Provided by: bilibop-lockfs_0.5.0_i386 bug

NAME

       mount.lockfs - helper script for the mount command

SYNOPSIS

       mount.lockfs FILESYSTEM MOUNTPOINT [MOUNTFLAGS] -o MOUNTOPTIONS

DESCRIPTION

       /sbin/mount.lockfs  is  a  symlink to /lib/bilibop/lockfs_mount_helper.
       It is used as an  helper  program  by  the  mount(8)  command  for  the
       'lockfs'  filesystem type entries in /etc/fstab.  This script cannot be
       run manually, and fails if the root filesystem is not  already  managed
       by  bilibop-lockfs.  The expected way to run it and how it does its job
       are the followings:

       1. Enable bilibop-lockfs: set the BILIBOP_LOCKFS variable  to  true  in
          bilibop.conf(5)  and reboot the computer; or reboot the computer and
          append the 'lockfs' kernel parameter to the boot commandline.

       2. One time the future '/' is set as  an  union  filesystem  mountpoint
          from  into  the  initramfs  environment,  the temporary and writable
          fstab(5) on it is modified  to  replace  filesystem  types  of  some
          entries  by  'lockfs'.   Options  are  also modified to remember the
          original fstype.

       3. One time the union mount is the new root filesystem, initscripts are
          executed:  fstab(5) is parsed by 'mount -a', and then mount(8) calls
          mount.lockfs with the proper arguments when  a  'lockfs'  fstype  is
          encountered.

       4. mount.lockfs  parses arguments and checks if the filesystem has been
          whitelisted in bilibop.conf(5), or not.  If  it  is  the  case,  the
          filesystem  is  mounted  normally and the fstab entry is modified to
          reflect the actual mount call. If neither  the  filesystem  nor  the
          mountpoint  have  been  whitelisted,  then the filesystem is mounted
          elsewhere and readonly,  a  temporary  filesystem  is  mounted  with
          proper  options,  size,  permissions  and  ownership, and an aufs or
          overlay filesystem (depending on the  version  of  your  kernel)  is
          mounted  on the MOUNTPOINT given as argument with the lower/readonly
          and upper/writable branches  previously  set.  The  fstab  entry  is
          replaced  by  three  lines  reflecting  the  actual  mount calls. If
          something  fails,  mount.lockfs  acts  as  if  the  filesystem   was
          whitelisted.   See  /usr/share/doc/bilibop-lockfs/README.Debian  for
          details.

OPTIONS

       lockfs_mount_helper uses options and arguments as  they  are  given  by
       mount(8)  after  it  has  parsed  the corresponding fstab(5) entry. So,
       options and arguments are mandatory, mount flags are optional, and  all
       come in the following order:

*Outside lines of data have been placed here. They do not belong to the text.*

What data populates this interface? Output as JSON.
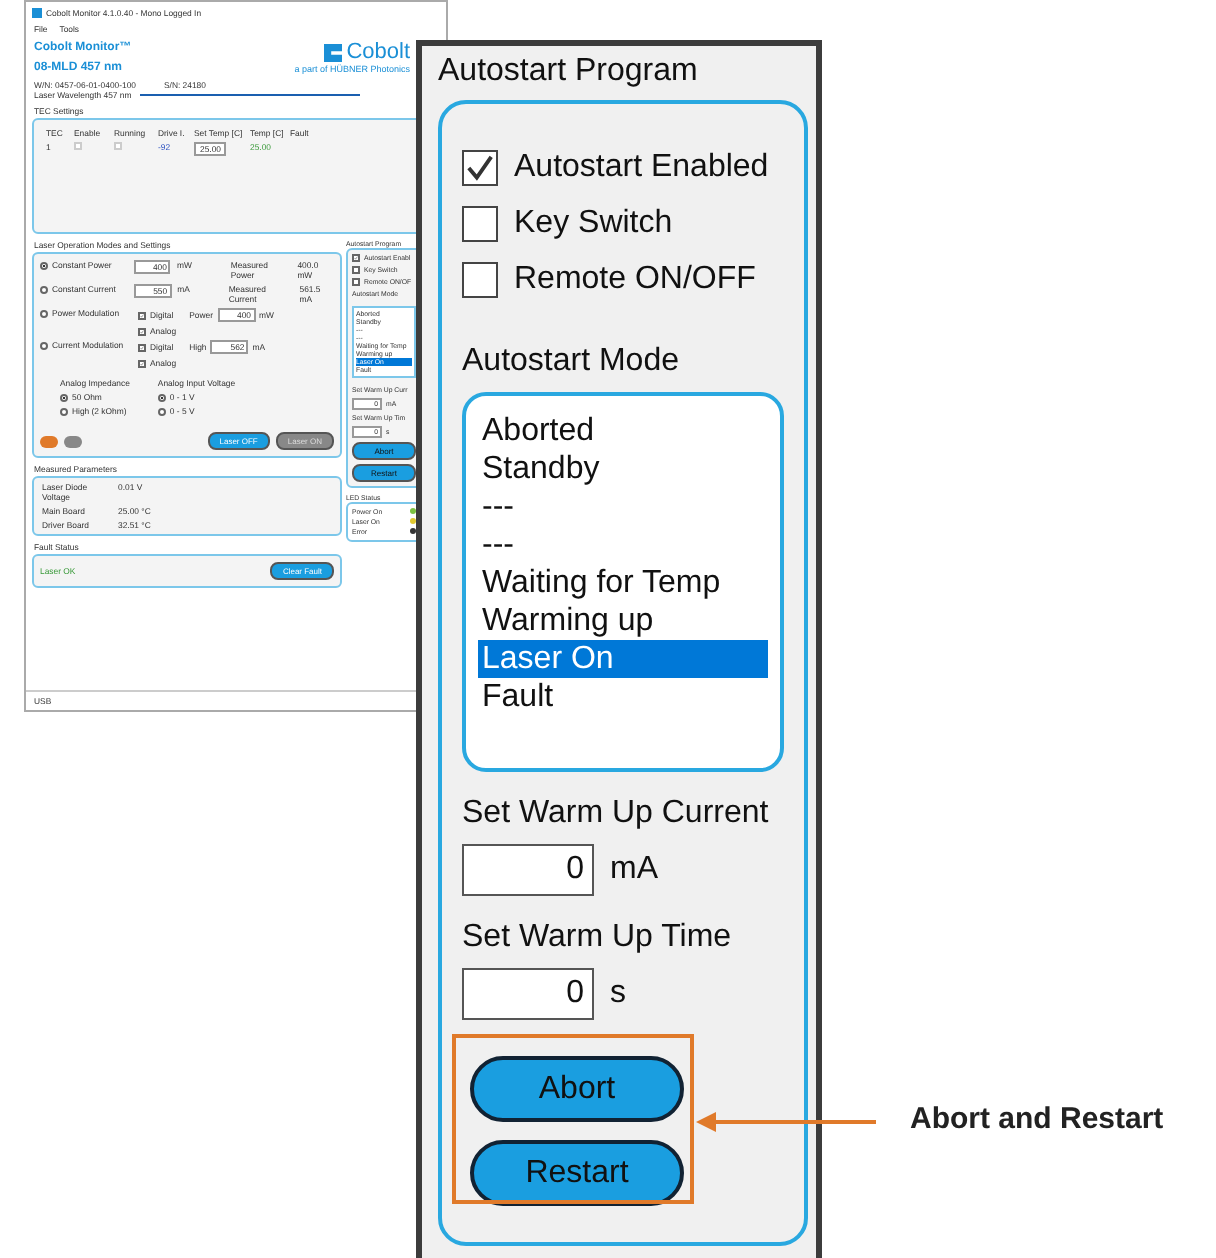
{
  "app": {
    "title": "Cobolt Monitor 4.1.0.40 - Mono Logged In",
    "menu": [
      "File",
      "Tools"
    ],
    "product": "Cobolt Monitor™",
    "model": "08-MLD 457 nm",
    "logo": "Cobolt",
    "logo_tagline": "a part of HÜBNER Photonics",
    "info": [
      "W/N: 0457-06-01-0400-100",
      "S/N: 24180"
    ],
    "wavelength": "Laser Wavelength 457 nm",
    "tec": {
      "title": "TEC Settings",
      "columns": [
        "TEC",
        "Enable",
        "Running",
        "Drive I.",
        "Set Temp [C]",
        "Temp [C]",
        "Fault"
      ],
      "row": {
        "tec": "1",
        "enable": false,
        "running": false,
        "drive": "-92",
        "set_temp": "25.00",
        "temp": "25.00"
      }
    },
    "modes": {
      "title": "Laser Operation Modes and Settings",
      "items": [
        {
          "label": "Constant Power",
          "selected": true,
          "kind": "setpoint",
          "value": "400",
          "unit": "mW",
          "reading_label": "Measured Power",
          "reading": "400.0 mW"
        },
        {
          "label": "Constant Current",
          "selected": false,
          "kind": "setpoint",
          "value": "550",
          "unit": "mA",
          "reading_label": "Measured Current",
          "reading": "561.5 mA"
        },
        {
          "label": "Power Modulation",
          "selected": false,
          "kind": "modulation",
          "digital": true,
          "digital_label": "Digital",
          "analog": true,
          "analog_label": "Analog",
          "field_label": "Power",
          "value": "400",
          "unit": "mW"
        },
        {
          "label": "Current Modulation",
          "selected": false,
          "kind": "modulation",
          "digital": true,
          "digital_label": "Digital",
          "analog": true,
          "analog_label": "Analog",
          "field_label": "High",
          "value": "562",
          "unit": "mA"
        }
      ],
      "impedance": {
        "title": "Analog Impedance",
        "options": [
          {
            "label": "50 Ohm",
            "selected": true
          },
          {
            "label": "High (2 kOhm)",
            "selected": false
          }
        ]
      },
      "input_voltage": {
        "title": "Analog Input Voltage",
        "options": [
          {
            "label": "0 - 1 V",
            "selected": true
          },
          {
            "label": "0 - 5 V",
            "selected": false
          }
        ]
      },
      "buttons": [
        {
          "label": "Laser OFF",
          "kind": "primary"
        },
        {
          "label": "Laser ON",
          "kind": "inactive"
        }
      ]
    },
    "measured": {
      "title": "Measured Parameters",
      "rows": [
        {
          "name": "Laser Diode Voltage",
          "value": "0.01 V"
        },
        {
          "name": "Main Board",
          "value": "25.00 °C"
        },
        {
          "name": "Driver Board",
          "value": "32.51 °C"
        }
      ]
    },
    "fault": {
      "title": "Fault Status",
      "status": "Laser OK",
      "button": "Clear Fault"
    },
    "led": {
      "title": "LED Status",
      "items": [
        {
          "label": "Power On",
          "color": "#7cc242"
        },
        {
          "label": "Laser On",
          "color": "#e0c830"
        },
        {
          "label": "Error",
          "color": "#333333"
        }
      ]
    },
    "mini_autostart": {
      "title": "Autostart Program",
      "checks": [
        {
          "label": "Autostart Enabl",
          "checked": true
        },
        {
          "label": "Key Switch",
          "checked": false
        },
        {
          "label": "Remote ON/OF",
          "checked": false
        }
      ],
      "mode_title": "Autostart Mode",
      "modes": [
        {
          "label": "Aborted",
          "selected": false
        },
        {
          "label": "Standby",
          "selected": false
        },
        {
          "label": "---",
          "selected": false
        },
        {
          "label": "---",
          "selected": false
        },
        {
          "label": "Waiting for Temp",
          "selected": false
        },
        {
          "label": "Warming up",
          "selected": false
        },
        {
          "label": "Laser On",
          "selected": true
        },
        {
          "label": "Fault",
          "selected": false
        }
      ],
      "current_label": "Set Warm Up Curr",
      "current": "0",
      "current_unit": "mA",
      "time_label": "Set Warm Up Tim",
      "time": "0",
      "time_unit": "s",
      "buttons": [
        "Abort",
        "Restart"
      ]
    },
    "status_bar": "USB"
  },
  "autostart": {
    "title": "Autostart Program",
    "checks": [
      {
        "label": "Autostart Enabled",
        "checked": true
      },
      {
        "label": "Key Switch",
        "checked": false
      },
      {
        "label": "Remote ON/OFF",
        "checked": false
      }
    ],
    "mode_title": "Autostart Mode",
    "modes": [
      {
        "label": "Aborted",
        "selected": false
      },
      {
        "label": "Standby",
        "selected": false
      },
      {
        "label": "---",
        "selected": false
      },
      {
        "label": "---",
        "selected": false
      },
      {
        "label": "Waiting for Temp",
        "selected": false
      },
      {
        "label": "Warming up",
        "selected": false
      },
      {
        "label": "Laser On",
        "selected": true
      },
      {
        "label": "Fault",
        "selected": false
      }
    ],
    "current_label": "Set Warm Up Current",
    "current": "0",
    "current_unit": "mA",
    "time_label": "Set Warm Up Time",
    "time": "0",
    "time_unit": "s",
    "buttons": [
      "Abort",
      "Restart"
    ]
  },
  "callout": "Abort and Restart"
}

       FILESYSTEM
              Corresponding  to the first field in fstab. This must be a block
              device, or a symlink to a block device. If this field  is  given
              with  one  of  the  UUID=*  or  LABEL=*  formats, then the mount
              command translates it to the corresponding device name before to
              call the helper program.

       MOUNTPOINT
              Corresponding to the second field in fstab.

       [MOUNTFLAGS]
              Generic  flags  passed  to the mount commandline (the most usual
              being -v and -n).

       -o MOUNTOPTIONS
              Corresponding to the fourth field in fstab.  The  mount  options
              are  parsed by the helper script: if fstype=* is encountered, it
              is removed from the options  and  used  to  mount  the  readonly
              branch with this filesystem type. If ro, noexec, nosuid or nodev
              options are encountered, they are added to  the  list  of  mount
              options of the writable branch.

FILES

       /etc/fstab
       /lib/bilibop/lockfs_mount_helper
       /usr/share/doc/bilibop-lockfs/README.Debian

SEE ALSO

       aufs(5), bilibop(7), bilibop.conf(5), fstab(5), mount(8)

AUTHOR

       This    manual    page    has   been   written   by   Bilibop   Project
       <quidame@poivron.org>.